3 A singing bad guy
The Beast may like to imprison or kill visitors to Fillory as well as attack people in the non-magical world, in addition to keeping his own former tormentor in a constant state of torture—but that doesn’t mean he isn’t a fun guy! Turns out that when he’s stuck in a situation where he has to help Julia on her side mission and therefore isn’t all consumed with his plans for Fillory, The Beast likes to sing. That’s right, the master magician that has Quentin and his crew crapping their pants more often than not enjoys such non-evil hobbies as watching children happily at play and singing loudly. Sometimes show tunes. And if the singing itself isn’t entertaining enough, the fact that the singing drives Julia nuts is the icing on the cake. Julia’s stuck with not just a very dangerous villain she can’t control as well as she’d like, but he’s downright gleeful and singing about it. Total torture.
2 The good guys make some questionable choices

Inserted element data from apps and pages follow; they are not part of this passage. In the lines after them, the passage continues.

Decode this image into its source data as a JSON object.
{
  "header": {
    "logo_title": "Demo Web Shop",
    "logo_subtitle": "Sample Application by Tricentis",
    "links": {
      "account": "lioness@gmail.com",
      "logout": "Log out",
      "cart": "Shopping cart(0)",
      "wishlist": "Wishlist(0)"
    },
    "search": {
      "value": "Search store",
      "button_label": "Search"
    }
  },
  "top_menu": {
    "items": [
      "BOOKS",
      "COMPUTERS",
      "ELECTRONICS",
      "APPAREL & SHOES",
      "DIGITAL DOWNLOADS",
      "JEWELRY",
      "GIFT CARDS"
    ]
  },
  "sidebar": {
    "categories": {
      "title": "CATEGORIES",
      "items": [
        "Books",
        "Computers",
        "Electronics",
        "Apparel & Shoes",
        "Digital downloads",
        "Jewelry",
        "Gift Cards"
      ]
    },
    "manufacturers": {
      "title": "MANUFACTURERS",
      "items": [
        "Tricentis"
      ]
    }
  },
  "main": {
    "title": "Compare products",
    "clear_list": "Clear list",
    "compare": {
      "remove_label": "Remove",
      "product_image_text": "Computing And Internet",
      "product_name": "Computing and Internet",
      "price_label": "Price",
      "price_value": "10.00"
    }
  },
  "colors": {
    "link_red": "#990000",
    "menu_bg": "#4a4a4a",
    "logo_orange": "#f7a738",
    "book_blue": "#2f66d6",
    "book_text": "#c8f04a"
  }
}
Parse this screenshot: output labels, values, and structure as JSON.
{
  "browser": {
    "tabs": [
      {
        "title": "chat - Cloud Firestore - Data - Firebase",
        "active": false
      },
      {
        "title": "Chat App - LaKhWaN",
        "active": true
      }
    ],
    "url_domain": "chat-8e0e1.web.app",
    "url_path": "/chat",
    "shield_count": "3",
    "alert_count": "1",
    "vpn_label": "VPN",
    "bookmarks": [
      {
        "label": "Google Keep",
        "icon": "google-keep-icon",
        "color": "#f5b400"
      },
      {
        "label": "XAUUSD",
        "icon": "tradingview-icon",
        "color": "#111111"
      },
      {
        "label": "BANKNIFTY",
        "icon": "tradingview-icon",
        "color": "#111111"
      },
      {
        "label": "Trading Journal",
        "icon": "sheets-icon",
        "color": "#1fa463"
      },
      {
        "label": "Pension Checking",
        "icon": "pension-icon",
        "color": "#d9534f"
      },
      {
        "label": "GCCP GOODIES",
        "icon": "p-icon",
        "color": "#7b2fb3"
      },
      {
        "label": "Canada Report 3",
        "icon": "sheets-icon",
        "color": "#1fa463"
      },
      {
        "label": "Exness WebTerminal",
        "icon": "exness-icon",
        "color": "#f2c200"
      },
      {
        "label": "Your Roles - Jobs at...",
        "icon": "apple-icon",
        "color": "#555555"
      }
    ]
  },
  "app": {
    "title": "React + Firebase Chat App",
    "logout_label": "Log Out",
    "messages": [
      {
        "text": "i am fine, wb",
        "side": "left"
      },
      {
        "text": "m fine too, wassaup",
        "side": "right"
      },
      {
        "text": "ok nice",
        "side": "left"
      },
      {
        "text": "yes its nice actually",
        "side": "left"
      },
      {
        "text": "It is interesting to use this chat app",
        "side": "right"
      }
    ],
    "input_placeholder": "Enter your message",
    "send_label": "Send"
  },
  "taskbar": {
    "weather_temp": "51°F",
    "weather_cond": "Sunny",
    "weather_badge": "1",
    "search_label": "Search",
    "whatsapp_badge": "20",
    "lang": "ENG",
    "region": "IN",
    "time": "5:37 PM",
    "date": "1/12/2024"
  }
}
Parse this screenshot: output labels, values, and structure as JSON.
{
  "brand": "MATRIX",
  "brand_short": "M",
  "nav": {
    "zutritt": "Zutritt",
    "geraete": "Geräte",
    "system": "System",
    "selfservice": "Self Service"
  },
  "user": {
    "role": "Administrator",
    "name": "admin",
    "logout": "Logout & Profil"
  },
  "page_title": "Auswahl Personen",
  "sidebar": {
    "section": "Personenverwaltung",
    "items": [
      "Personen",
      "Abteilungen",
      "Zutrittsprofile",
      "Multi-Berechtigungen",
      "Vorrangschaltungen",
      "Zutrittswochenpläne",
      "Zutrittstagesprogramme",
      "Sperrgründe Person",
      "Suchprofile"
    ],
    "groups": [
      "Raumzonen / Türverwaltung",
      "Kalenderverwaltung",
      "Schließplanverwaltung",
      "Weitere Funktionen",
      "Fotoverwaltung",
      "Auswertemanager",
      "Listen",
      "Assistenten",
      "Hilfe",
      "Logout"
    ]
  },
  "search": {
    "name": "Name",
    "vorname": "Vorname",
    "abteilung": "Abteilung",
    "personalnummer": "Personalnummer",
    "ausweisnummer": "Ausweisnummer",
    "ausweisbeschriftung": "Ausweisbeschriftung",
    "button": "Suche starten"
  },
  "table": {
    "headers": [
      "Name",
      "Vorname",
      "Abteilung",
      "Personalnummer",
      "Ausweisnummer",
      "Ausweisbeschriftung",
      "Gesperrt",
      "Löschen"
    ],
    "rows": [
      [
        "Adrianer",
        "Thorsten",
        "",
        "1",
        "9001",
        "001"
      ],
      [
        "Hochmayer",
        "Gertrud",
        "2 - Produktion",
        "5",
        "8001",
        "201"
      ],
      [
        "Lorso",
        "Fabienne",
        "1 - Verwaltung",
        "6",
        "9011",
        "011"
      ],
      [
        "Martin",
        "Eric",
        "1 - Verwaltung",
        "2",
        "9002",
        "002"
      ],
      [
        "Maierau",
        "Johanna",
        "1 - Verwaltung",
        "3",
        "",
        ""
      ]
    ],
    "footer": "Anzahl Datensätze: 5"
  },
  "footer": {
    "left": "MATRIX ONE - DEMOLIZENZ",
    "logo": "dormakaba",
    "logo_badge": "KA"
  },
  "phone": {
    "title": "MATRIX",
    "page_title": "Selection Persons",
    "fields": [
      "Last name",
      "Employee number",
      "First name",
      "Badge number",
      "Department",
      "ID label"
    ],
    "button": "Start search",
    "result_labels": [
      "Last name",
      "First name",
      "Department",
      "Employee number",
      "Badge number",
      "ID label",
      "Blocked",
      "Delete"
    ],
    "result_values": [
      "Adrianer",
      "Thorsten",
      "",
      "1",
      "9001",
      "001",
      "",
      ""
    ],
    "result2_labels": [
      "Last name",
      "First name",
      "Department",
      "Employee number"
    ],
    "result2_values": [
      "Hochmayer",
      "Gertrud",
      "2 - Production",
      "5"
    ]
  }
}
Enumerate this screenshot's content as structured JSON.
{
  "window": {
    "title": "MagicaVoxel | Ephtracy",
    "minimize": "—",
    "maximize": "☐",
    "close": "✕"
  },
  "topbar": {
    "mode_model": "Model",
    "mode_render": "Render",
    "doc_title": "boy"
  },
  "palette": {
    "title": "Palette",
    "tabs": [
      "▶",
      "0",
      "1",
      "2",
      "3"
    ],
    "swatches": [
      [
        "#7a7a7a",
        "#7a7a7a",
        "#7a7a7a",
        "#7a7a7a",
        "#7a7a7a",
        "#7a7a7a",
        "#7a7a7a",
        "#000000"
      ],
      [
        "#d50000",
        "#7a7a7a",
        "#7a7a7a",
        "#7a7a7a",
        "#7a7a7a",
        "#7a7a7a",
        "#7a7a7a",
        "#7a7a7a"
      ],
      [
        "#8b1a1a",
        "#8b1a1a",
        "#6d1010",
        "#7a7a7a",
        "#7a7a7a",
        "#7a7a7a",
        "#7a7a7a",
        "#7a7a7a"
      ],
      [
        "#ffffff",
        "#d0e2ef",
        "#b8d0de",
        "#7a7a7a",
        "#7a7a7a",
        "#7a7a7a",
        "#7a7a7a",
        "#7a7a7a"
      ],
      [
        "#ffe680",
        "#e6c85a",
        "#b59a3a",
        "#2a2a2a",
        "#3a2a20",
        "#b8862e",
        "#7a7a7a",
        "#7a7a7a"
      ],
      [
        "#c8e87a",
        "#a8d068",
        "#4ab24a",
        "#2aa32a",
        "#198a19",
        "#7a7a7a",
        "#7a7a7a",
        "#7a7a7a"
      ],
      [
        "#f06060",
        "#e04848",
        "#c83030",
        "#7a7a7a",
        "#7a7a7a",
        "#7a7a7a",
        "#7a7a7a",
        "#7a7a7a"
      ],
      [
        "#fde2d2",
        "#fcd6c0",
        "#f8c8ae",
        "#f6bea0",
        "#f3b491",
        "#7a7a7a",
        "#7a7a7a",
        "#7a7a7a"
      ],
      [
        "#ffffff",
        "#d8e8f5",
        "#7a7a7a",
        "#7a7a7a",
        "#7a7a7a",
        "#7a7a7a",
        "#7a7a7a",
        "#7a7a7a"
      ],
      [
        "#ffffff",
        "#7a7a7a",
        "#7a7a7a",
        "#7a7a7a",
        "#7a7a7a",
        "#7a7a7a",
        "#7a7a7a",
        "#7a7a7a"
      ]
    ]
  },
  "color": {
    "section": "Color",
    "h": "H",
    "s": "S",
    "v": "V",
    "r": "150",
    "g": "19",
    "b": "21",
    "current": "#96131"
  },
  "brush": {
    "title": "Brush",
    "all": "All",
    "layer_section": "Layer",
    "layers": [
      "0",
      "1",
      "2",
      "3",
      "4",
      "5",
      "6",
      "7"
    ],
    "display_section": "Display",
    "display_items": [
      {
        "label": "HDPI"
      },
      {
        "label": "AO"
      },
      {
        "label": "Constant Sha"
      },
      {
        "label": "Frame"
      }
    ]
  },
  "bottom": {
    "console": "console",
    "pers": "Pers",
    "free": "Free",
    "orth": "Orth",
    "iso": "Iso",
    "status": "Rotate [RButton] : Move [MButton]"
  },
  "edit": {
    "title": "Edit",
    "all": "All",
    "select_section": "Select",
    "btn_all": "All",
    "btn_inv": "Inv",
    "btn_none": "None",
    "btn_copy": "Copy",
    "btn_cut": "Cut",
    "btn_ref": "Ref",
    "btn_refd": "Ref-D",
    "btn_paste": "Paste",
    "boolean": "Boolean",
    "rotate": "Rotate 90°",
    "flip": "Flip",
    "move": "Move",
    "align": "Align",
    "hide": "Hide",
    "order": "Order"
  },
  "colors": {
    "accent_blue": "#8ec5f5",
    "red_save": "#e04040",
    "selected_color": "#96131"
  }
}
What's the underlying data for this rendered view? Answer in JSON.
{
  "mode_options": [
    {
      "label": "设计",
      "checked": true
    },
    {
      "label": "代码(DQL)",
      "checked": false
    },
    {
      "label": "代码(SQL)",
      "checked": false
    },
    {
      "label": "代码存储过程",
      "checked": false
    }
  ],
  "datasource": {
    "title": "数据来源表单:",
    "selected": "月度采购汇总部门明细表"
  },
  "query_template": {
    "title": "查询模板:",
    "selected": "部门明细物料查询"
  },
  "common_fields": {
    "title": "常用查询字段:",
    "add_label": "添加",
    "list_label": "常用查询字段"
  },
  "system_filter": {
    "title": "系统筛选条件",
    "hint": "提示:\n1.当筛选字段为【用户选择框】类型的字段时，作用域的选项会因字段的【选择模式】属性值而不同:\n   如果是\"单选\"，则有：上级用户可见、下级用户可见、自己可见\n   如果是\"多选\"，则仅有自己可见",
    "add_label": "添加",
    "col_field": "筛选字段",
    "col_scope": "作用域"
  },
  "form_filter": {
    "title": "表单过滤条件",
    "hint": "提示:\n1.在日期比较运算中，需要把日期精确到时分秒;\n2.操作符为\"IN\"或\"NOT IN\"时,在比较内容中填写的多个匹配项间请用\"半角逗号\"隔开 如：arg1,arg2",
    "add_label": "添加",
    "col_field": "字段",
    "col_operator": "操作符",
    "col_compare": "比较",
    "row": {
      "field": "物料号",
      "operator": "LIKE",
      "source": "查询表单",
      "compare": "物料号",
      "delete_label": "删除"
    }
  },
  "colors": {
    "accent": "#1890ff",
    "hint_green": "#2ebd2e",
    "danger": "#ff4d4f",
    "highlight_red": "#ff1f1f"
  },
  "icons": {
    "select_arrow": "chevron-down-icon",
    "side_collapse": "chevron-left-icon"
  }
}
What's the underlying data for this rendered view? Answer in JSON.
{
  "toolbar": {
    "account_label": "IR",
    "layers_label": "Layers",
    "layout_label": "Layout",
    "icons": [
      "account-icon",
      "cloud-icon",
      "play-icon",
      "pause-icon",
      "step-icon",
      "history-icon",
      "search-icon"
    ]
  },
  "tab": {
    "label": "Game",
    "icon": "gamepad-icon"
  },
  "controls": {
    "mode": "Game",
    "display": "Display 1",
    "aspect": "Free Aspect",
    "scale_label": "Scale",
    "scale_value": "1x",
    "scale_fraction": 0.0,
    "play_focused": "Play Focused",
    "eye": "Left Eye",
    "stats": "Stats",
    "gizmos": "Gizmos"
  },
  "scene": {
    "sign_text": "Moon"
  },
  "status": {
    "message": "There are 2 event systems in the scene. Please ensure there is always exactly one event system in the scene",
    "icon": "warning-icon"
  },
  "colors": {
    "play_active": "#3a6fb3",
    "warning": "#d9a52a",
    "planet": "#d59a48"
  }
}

The best heroes aren’t perfect and the rag-tag team of good guys on The Magicians are far, far, far from perfect. It’s not just general personality flaws and dynamics that make them less than pristine, though. The gang also just straight up makes some really questionable decisions. Alice trying to un-niffin her brother is only the tip of the iceberg. Stealing spells, trying to summon a god and insulting the keeper of a magical river are just a few of the less than great choices the heroes made. These bad choices have significant consequences that don’t always work out for the gang but those bad choices drive the story and, frankly, it’s kind of nice to watch the folks with the immense power screw up and all the power they have be of little help. It keeps you guessing as to whether or not they’re going to ultimately prevail, and can’t we all identify with that?
1 It's actually inspired by 'Harry Potter'
Yes, The Magicians is the grown up Harry Potter we never knew we needed. There are a lot of interesting similarities to Harry’s world, and that’s actually by design. Lev Grossman, author of the book series the show is based on, was deeply inspired by the Harry Potter series. Taking that inspiration, Grossman deconstructed a lot of the mythos of the Harry Potter universe to create The Magicians and a world that asks what if. What if Harry didn’t get into magic school until he was older? What if Hermione hadn’t made it to Hogwarts at all? Quentin's and Julia’s stories are sort of a tangent on those questions, which makes the similarities between the stories strong, but also gives all the Potter fans out there a familiar but entirely new magical world to explore.